Fulfilling our primary vocation to love, an endeavor so seemingly illusory, overwhelming, unattainable, becomes much more tangible, manageable, attainable when we, like Peter, come to view our secondary vocations as means to fulfilling this primary vocation. Our respective secondary vocations are numerous and varied. Our secondary vocations might refer to our states in life, whether the priesthood, religious life, Holy Matrimony, or chaste single life. Our secondary vocations might also refer to our professional callings, whether in medicine, law, engineering, education, business, entertainment, or any other field. We can obey God, and thus love Him, therefore fulfilling our primary vocation, by objectively fulfilling our secondary vocations. Still, it helps that we are aware of, even if we do not fully understand, the centrality of love, “agape” love, in our lives and in our relationship with God. For it is out of love that God provides us with our secondary vocations, and it is for the (ultimate) purpose of love that we carry out our secondary vocations. Fulfilling the secondary vocations that God calls us to is also proof of a certain degree of obedience to God’s commandments for our lives. We should be mindful, always, that we carry out our particular secondary vocations not out of our own wanting or choosing, but rather because it is God’s will for our lives. When we keep this obedience and a yearning to love in our hearts and minds, the complexity of fulfilling our primary vocation to “agape” love decreases. With these two things in mind, we are prepared to love God and all of our neighbors, at which point we proceed to carry out our secondary vocations. We intend to obey, to love, and then we do whatever it is we are called to do. That is how we “agape” love.

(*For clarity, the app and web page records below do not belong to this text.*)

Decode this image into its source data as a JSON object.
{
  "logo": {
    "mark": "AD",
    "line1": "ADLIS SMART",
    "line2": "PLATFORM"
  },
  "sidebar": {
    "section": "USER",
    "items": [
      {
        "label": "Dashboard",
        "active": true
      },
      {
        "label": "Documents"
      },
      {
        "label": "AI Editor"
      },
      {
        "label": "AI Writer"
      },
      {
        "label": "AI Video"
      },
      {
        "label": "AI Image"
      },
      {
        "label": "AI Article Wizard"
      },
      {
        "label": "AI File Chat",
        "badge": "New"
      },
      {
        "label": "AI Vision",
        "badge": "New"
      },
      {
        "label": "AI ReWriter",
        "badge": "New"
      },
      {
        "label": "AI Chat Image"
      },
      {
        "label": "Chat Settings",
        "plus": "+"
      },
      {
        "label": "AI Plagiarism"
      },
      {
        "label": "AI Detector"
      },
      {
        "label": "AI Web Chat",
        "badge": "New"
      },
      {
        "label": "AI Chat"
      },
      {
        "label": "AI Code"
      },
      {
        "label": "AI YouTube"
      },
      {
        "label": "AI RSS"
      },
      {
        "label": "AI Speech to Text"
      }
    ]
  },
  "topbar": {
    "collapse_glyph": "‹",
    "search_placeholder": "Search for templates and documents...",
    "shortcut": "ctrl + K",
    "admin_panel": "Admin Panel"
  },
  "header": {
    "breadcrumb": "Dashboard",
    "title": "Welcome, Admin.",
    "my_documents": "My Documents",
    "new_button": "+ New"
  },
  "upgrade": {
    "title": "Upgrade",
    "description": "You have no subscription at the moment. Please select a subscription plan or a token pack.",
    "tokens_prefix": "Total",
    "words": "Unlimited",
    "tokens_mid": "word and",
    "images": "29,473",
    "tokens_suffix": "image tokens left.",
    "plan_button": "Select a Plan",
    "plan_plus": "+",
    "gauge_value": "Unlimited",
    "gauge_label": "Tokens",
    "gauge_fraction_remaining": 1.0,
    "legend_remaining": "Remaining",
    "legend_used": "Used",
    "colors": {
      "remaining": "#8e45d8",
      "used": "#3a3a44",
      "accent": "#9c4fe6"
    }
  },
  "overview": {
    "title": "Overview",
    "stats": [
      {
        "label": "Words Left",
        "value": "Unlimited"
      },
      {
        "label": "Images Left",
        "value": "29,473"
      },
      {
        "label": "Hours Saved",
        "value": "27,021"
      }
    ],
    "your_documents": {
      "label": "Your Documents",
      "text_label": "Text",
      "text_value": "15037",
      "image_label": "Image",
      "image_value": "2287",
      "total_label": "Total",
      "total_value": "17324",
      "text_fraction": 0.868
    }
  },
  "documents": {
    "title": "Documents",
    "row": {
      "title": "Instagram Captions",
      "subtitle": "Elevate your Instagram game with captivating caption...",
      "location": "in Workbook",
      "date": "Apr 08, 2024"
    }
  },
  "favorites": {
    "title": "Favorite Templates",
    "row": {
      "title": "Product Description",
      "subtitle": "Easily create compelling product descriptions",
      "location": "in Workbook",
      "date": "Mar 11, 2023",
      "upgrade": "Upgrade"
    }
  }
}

 Benedict XVI. Deus Caritas Est: God Is Love. San Francisco: Ignatius Press, 2006. Print. Quotation on p. 14-15.
 Benedict XVI. Quotation on p. 23.
 Benedict XVI. Quotation on p. 24.
 The terms “primary” and “secondary” vocation come from: Jones, Scott. A Ten-Lesson Study on Vocational Preparation. Christian Union, 2012. Print.
 Matkin, Timothy. “Lost in Translation.” Forward In Christ Magazine. Forward In Christ Magazine, 07 March 2011. Web. 22 November 2014. Quotation in par. 4.
 Matkin. Quotation in par. 5.
 Due credit to Pastor Adam Mabry of Aletheia Church for pointing this out in Part 22 (Jn 14:16-16:7) of the series That You May Believe on The Gospel of John.
Marina Spinelli ’18 is a Junior in Eliot House studying Human Evolutionary Biology.